September 2, 2014
KHARTOUM, Sudan, September 2, 2014 – Sudan policy makers met to discuss and finalize key policy actions to help tackle critical trade challenges holding the country’s economy back, including increasing trade capacity and diversification of exports. The policy actions were drawn from the World Bank’s latest draft Diagnostic Trade Integration Study (DTIS) Update.
Despite implementing several critical and difficult reforms to help restore macroeconomic balances and improve the business enabling environment during the last two years, Sudan is still experiencing a large deficit that is being met by short term borrowing. Apart from addressing the economic imbalances, the country also needs to ensure proper alignment of its exchange rate in order to pave the way for building competitiveness and increasing investments. This includes implementing a package of reforms aimed at lowering the barriers to trade through reduced trade taxes, streamlined border and regulatory policies, and improved transport and logistics.
The current onerous regulatory polices hinder competition and increase trade costs, while policies which protect the domestic agriculture market undermines production for regional and export markets.
Over 100 representatives from the government, private sector, and donor community attended the two-day workshop to discuss the proposed actions and recommendations from the draft DTIS Update. The workshop is part of the Integrated Framework initiative, which is sponsored by the World Bank Group, the IMF, UNDP, WTO, UNCTAD, and the ITC, and was facilitated by the World Bank.
“The role of this report is to raise the profile of the key reforms - facilitating trade in agriculture, reducing non-tariff barriers, modernizing customs and logistics, and raising the profile of services. These reforms are critical to Sudan’s efforts to diversify its economy, an objective where the World Bank stands ready to provide technical advice and assistance,” said Xavier Furtado, the World Bank Group’s Country Representative in Sudan.
The key message of the report is that lowering trade costs is essential for Sudan to diversify the economy through more varied agriculture exports and through higher value activities, such as processed agricultural foods and light manufacturing.

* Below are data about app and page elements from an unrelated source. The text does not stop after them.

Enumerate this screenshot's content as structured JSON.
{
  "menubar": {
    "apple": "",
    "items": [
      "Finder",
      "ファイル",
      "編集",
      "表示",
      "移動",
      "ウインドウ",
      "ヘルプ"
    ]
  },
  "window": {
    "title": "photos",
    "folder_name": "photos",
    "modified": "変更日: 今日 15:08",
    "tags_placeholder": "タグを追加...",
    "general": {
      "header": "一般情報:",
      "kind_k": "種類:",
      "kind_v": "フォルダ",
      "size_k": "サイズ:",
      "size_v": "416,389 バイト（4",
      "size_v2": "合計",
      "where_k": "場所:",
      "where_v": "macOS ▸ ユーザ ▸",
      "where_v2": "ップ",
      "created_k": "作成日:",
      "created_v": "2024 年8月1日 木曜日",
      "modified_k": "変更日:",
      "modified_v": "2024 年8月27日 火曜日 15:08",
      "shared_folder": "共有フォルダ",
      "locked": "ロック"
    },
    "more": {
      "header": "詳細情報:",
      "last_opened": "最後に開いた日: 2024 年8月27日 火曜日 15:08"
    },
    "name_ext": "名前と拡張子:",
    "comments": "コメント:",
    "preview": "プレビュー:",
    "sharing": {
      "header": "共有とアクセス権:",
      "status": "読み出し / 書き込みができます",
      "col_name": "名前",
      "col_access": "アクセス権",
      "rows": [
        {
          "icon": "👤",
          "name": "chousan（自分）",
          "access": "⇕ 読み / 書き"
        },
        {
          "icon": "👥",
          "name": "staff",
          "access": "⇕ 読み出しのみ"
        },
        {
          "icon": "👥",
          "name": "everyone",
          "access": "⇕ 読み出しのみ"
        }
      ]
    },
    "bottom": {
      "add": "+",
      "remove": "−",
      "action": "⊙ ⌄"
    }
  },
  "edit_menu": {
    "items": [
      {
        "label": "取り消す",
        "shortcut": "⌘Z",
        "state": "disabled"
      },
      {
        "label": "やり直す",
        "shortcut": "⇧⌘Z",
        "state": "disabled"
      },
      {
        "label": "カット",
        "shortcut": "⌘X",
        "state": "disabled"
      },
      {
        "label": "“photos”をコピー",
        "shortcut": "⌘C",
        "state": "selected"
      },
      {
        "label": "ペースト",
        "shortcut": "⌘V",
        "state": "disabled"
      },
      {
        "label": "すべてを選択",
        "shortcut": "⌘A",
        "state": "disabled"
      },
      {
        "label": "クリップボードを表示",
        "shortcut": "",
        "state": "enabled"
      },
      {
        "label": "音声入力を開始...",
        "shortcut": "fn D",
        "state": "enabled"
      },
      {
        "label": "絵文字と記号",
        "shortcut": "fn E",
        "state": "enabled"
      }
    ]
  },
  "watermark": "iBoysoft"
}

“The workshop discussed and prioritized the Action Matrix that will be implemented by the EIF (Enhanced Integrated Framework) in collaboration with donors,” said Mrs. Margam Elemam Mohi Eldin Eleman, Undersecretary in the Ministry of Trade and EIF Focal Point for Sudan. “The interest of workshop participants’ in the implementation of the streamlined Action Matrix will be crucial for successful implementation,” she added. She also noted that participants agreed that comments raised by government and stakeholders will be addressed in the final report.
According to Michael Geiger, World Bank Senior Economist and task leader of the report, the DTIS Update will take into account the input from the workshop and be finalized in October 2014.
- Development Partners Support the Creation of Global Financing Facility to Advance Women’s and Children’s Health
- 73 Countries and Over 1,000 Businesses Speak Out in Support of a Price on Carbon
- World Bank Group to Nearly Double Funding in Ebola Crisis to $400 Million
- International Food Prices Hit Four-Year Low
- Speech by World Bank Group President Jim Yong Kim at Howard University: “Boosting Shared Prosperity”